- _PROBLEM_: Find the word "name" below. Copy each line that has it.

Records excerpted from a collection:
┌──
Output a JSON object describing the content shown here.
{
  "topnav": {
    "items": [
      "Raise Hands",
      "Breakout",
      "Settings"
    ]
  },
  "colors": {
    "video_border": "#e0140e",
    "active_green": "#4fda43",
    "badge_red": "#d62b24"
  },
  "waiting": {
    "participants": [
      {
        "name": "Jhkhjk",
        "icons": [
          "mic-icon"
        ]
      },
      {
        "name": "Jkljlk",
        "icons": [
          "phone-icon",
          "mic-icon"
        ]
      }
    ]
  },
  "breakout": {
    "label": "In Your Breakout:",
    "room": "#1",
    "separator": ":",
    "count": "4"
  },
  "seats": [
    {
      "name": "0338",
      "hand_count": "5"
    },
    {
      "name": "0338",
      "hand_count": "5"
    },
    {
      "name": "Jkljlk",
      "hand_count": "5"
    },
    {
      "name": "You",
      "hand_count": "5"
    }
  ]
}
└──
- _TASK OUTPUT_:
        "name": "Jhkhjk",
        "name": "Jkljlk",
      "name": "0338",
      "name": "0338",
      "name": "Jkljlk",
      "name": "You",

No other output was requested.